Annabel Lee, 1885/1887, Freer Gallery of Art

A pastel by Whistler now known as Annabel Lee [M.1077], shows a woman in classical robes, seen from the back, standing by railings looking out over the sea. Dating from 1885/1887, it was called 'Niobe' by Thomas Robert Way (1861-1913) until 1905. Then, according to Way, it 'was shown at the Memorial Exhibition under the title 'Annabelle Lee,' a title which he [Whistler] only gave it late in his life.' 7 Accordingly, it was renamed 'Annabel Lee' when it was bought from T. R. Way's father, Thomas Way (1837-1915) by Charles Lang Freer (1856-1919) in 1905. 8 It is now known as Annabel Lee [M.1077], but it has, as Getscher pointed out, only a tenuous relationship to the composition of the oil. 9


Annabel Lee, The Hunterian, GLAHA 46377
Annabel Lee, The Hunterian, GLAHA 46377

A figure subject in vertical format. A young woman with wavy reddish-brown hair stands in front of a railing, with her arms extended on the rail at either side. She faces the viewer, her head slightly bent forward. Her weight rests on her right leg, and her left leg crosses over in front of it. She wears diaphanous robes gathered in at the neck, and a long thin mauve scarf is draped around her arms. The robe is creamy white with shades of grey and green. Behind the railing is a stretch of turquoise sea; the sky appears lilac at the horizon, with pale shades of cream, orange and greenish blue clouds above.
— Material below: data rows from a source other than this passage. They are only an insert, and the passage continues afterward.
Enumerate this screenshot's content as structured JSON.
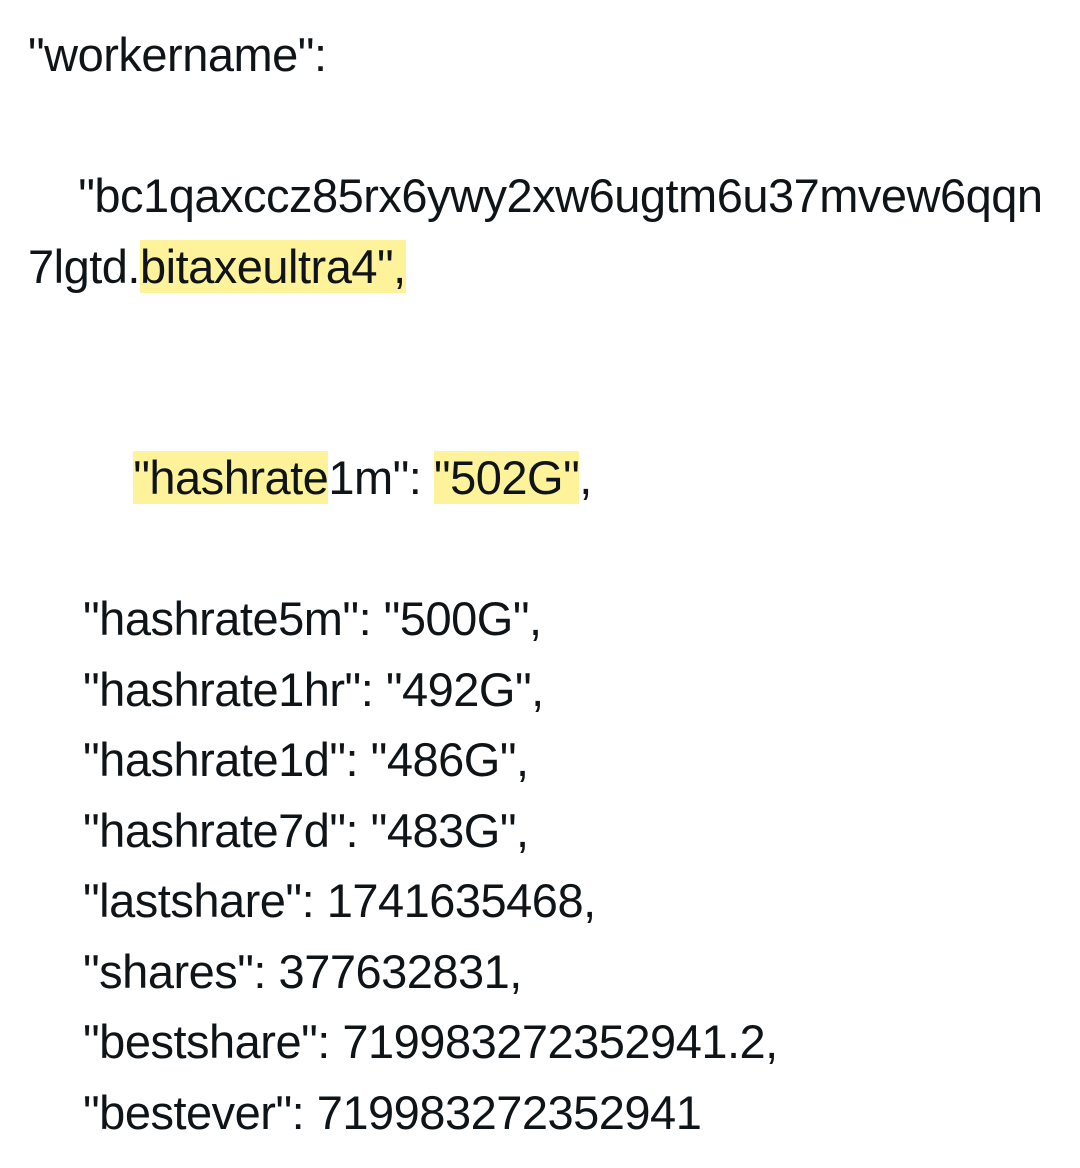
{
  "fields": {
    "workername_key": "\"workername\":",
    "workername_val_part1": "\"bc1qaxccz85rx6ywy2xw6ugtm6u37mvew6qqn7lgtd.",
    "workername_val_highlight": "bitaxeultra4\",",
    "hashrate1m_key_hl": "\"hashrate",
    "hashrate1m_key_rest": "1m\": ",
    "hashrate1m_val_hl": "\"502G\"",
    "hashrate1m_comma": ",",
    "hashrate5m": "\"hashrate5m\": \"500G\",",
    "hashrate1hr": "\"hashrate1hr\": \"492G\",",
    "hashrate1d": "\"hashrate1d\": \"486G\",",
    "hashrate7d": "\"hashrate7d\": \"483G\",",
    "lastshare": "\"lastshare\": 1741635468,",
    "shares": "\"shares\": 377632831,",
    "bestshare": "\"bestshare\": 7199832723529​41.2,",
    "bestever": "\"bestever\": 719983272352941"
  }
}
Maggie (fl. 1871). The original model, a girl called Maggie, was mentioned in a letter from Whistler's mother to her sister, Kate Palmer, on 3 November 1871:

'A lovely study ordered two years ago by a wealthy MP. was promised in August. A beautiful young girl of 15 had posed for it, she was a novice & soon wearied standing, & pleaded illness, then her brother in play with her as she was at home hurt her seriously, & she had convulsions . . . if the youthful Maggie had not failed Jemie as a model for "The girl in blue on the sea shore" which I trust he may yet finish for Mr. Grahame [sic] he would have had no time for my Portrait.' 10


Annabel Lee is described as the first of many 'Blue Girls', although, as it now appears, it is totally different in dress and colour from the later studies in blue, The Blue Girl: Portrait of Miss Elinor Leyland [YMSM 111], The Blue Girl: Maud Franklin [YMSM 112], Arrangement in Blue and Green [YMSM 193] , The Blue Girl: Portrait of Connie Gilchrist [YMSM 207], possibly Harmony in Coral and Blue: Miss Finch [YMSM 237] and Harmony in Blue and Violet: Miss Finch [YMSM 239], Scherzo in Blue: The Blue Girl [YMSM 226], and finally Blue and Coral: The Little Blue Bonnet [YMSM 500].


1: [1869/1870], GUW #01792.

2: A. M. Whistler to C. Palmer, 3-4 November 1871, GUW #10071.

3: W. Graham to Whistler, 4 April 1874, GUW#01782.

4: YMSM 1980 [more] (cat. no. 79).

5: Kobbé, Gustave, 'Whistler at West Point,' The Chap Book, vol. 8, no. 11, 15 April 1898, pp. 439-42.

6: Inscribed copy, GUL; poem ed. Griswold, Willis & Lowell 1853 [more].

7: Way 1912 [more], p. 98.

8: Way's list of works for sale was annotated 'Annabel Lee' by C. L. Freer, FGA.

9: Getscher 1991 [more], pp. 132.

10: A. M. Whistler to C. Palmer, 3-4 November 1871, GUW #10071.

Last updated: 1st November 2020 by Margaret